My job at the coffee shop was wearing thin. Homelessness had never sounded so good, but I was still broke, so I wrote to Grover: “I have been considering attending the retreat, but I think three hundred dollars is a bit steep.” In lieu of the fee, I offered to cover the retreat as a journalist. I suggested that the free publicity would more than pay for my tuition.

Grover replied:

Dear Peter,

Thank you for your response. Our experience has been that journalist participants tend to skew the energy as they don’t fully participate–but observe, objectify, and interview. If you planned to write about it–we would kindly ask you not to participate. I am not open to an interview. Interviews have never resulted in anything I was proud to see in print. I wish you well in all you do.

Please take good care,


Grover killed my story and woke me up. It surprised me at the time, but the more I think about it, the more I realize it shouldn’t have come as a shock.

After one retreat a year ago, British papers headlined, “Hobo holidays anger charities.” They reported that the group had been threatened with arrests for posing as a crowd of the homeless. Another reporter, in Colorado, spent time on the streets, and said that members of the group had met a homeless man named Jesus–who saved their lives. When the reporter spoke with Grover Gauntt, Gaunt said, “Getting personally enlightened is kind of an oxymoron. Enlightenment is really a diminishing of the difference between oneself and others.”

So then what exactly is the point–for Grover or for me?
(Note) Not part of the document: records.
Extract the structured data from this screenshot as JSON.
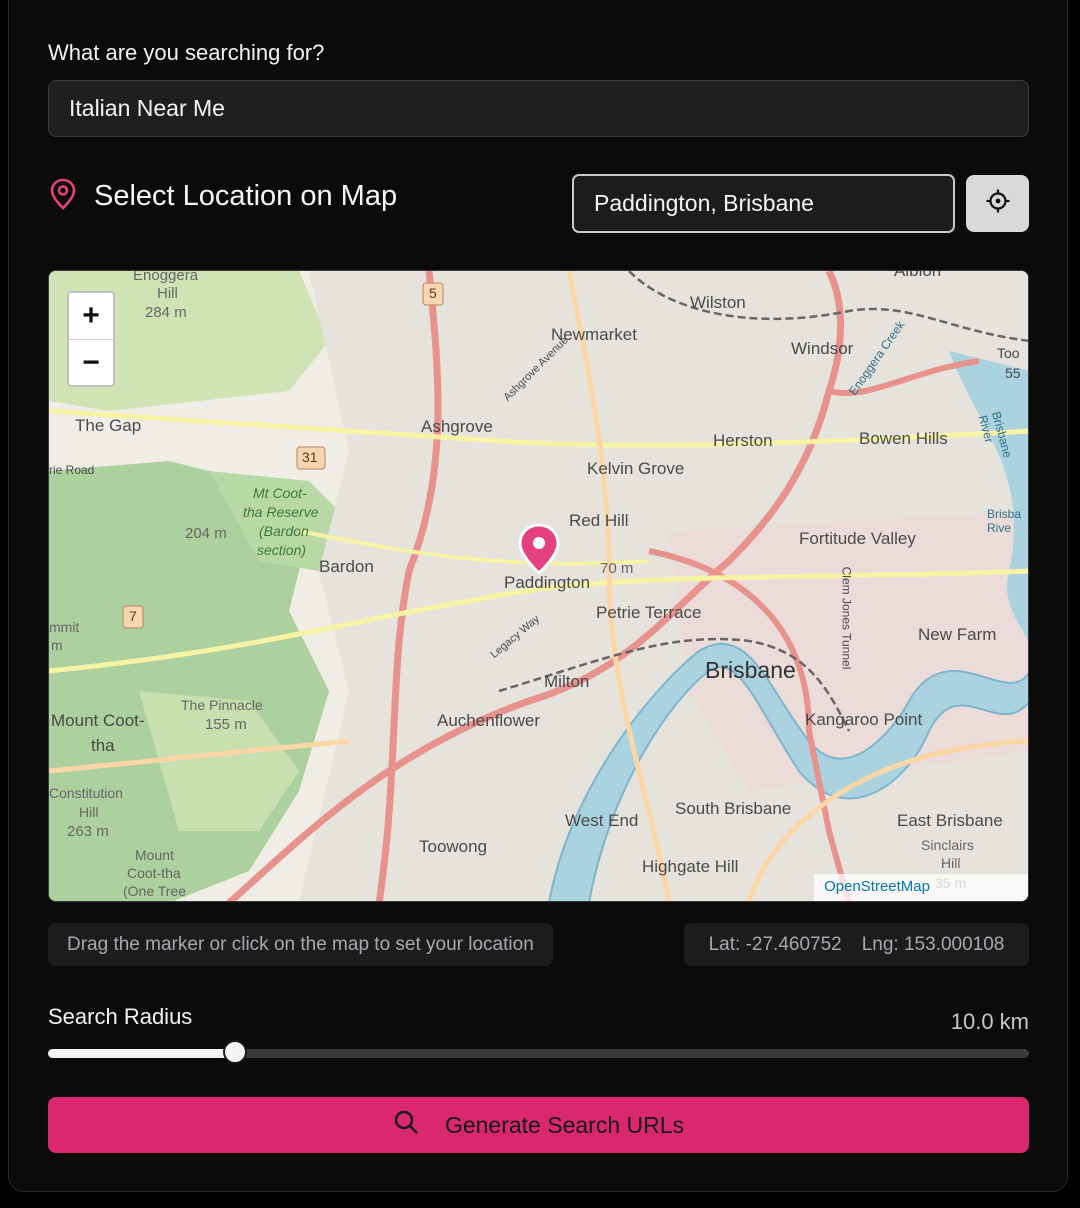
{
  "search": {
    "label": "What are you searching for?",
    "value": "Italian Near Me"
  },
  "location": {
    "title": "Select Location on Map",
    "title_icon": "map-pin-icon",
    "input_value": "Paddington, Brisbane",
    "locate_icon": "crosshair-icon",
    "accent_color": "#e5417f"
  },
  "map": {
    "zoom_in": "+",
    "zoom_out": "−",
    "attribution": "OpenStreetMap",
    "labels": {
      "enoggera": "Enoggera",
      "hill": "Hill",
      "alt284": "284 m",
      "wilston": "Wilston",
      "newmarket": "Newmarket",
      "windsor": "Windsor",
      "thegap": "The Gap",
      "ashgrove": "Ashgrove",
      "herston": "Herston",
      "bowenhills": "Bowen Hills",
      "kelvingrove": "Kelvin Grove",
      "mtcoottha_reserve1": "Mt Coot-",
      "mtcoottha_reserve2": "tha Reserve",
      "mtcoottha_reserve3": "(Bardon",
      "mtcoottha_reserve4": "section)",
      "alt204": "204 m",
      "redhill": "Red Hill",
      "fortitude": "Fortitude Valley",
      "bardon": "Bardon",
      "paddington": "Paddington",
      "alt70": "70 m",
      "petrie": "Petrie Terrace",
      "newfarm": "New Farm",
      "brisbane": "Brisbane",
      "milton": "Milton",
      "pinnacle": "The Pinnacle",
      "alt155": "155 m",
      "mtcoottha1": "Mount Coot-",
      "mtcoottha2": "tha",
      "auchenflower": "Auchenflower",
      "kangaroo": "Kangaroo Point",
      "constitution1": "Constitution",
      "constitution2": "Hill",
      "alt263": "263 m",
      "westend": "West End",
      "southbrisbane": "South Brisbane",
      "eastbrisbane": "East Brisbane",
      "toowong": "Toowong",
      "highgate": "Highgate Hill",
      "mount2": "Mount",
      "mount3": "Coot-tha",
      "mount4": "(One Tree",
      "road5": "5",
      "road31": "31",
      "road7": "7",
      "sinclairs": "Sinclairs",
      "sinclairs2": "Hill",
      "ashgroveave": "Ashgrove Avenue",
      "legacyway": "Legacy Way",
      "enoggeracreek": "Enoggera Creek",
      "brisbaneriver": "Brisbane River",
      "clemjones": "Clem Jones Tunnel",
      "albion": "Albion",
      "road": "rie Road",
      "summit1": "mmit",
      "summit2": "m",
      "brisbane_rive": "Brisba Rive",
      "too": "Too",
      "r55": "55",
      "alt35": "35 m"
    }
  },
  "hint": "Drag the marker or click on the map to set your location",
  "coords": {
    "lat": "Lat: -27.460752",
    "lng": "Lng: 153.000108"
  },
  "radius": {
    "label": "Search Radius",
    "value_text": "10.0 km",
    "fraction": 0.191
  },
  "generate": {
    "label": "Generate Search URLs",
    "icon": "search-icon",
    "color": "#d9286f"
  }
}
My attempt to cover an educated, middle-class descent into poverty was nothing new. From Agee and Ehrenreich to hippie communards and New Left journalists, the downwardly mobile–writers, bohemians, and postmodern Buddhists–have never really exposed much more than personal desire, often a desire to become classless. Who needs a retreat to experience poverty? After all, the streets have always been full of the poor. It’s nearly impossible to walk around without bearing witness to homelessness, class difference, and poverty.

That knowledge carries a burden of guilt, and an experience like a street retreat actually relieves it.

I haven’t heard back from Grover Gauntt about his retreat, but I think I missed the point. Maybe street retreats were not intended to reveal poverty at all, but actually to alleviate the shame of being middle-class, socially aware, and culpable. Not quite what was I was looking for.

One photograph of Bernie Glassman in the Bowery shows him wearing suspenders and a smile. He reclines on a wall under some scaffolding, a lit cigar resting on his knee. A wandering street dweller. One hundred dollars a night.

Peter Smith studied journalism at Hampshire College in Amherst, Massachusetts, where he completed a narrative from which this rant has been adapted. He works weekends, and writes freelance.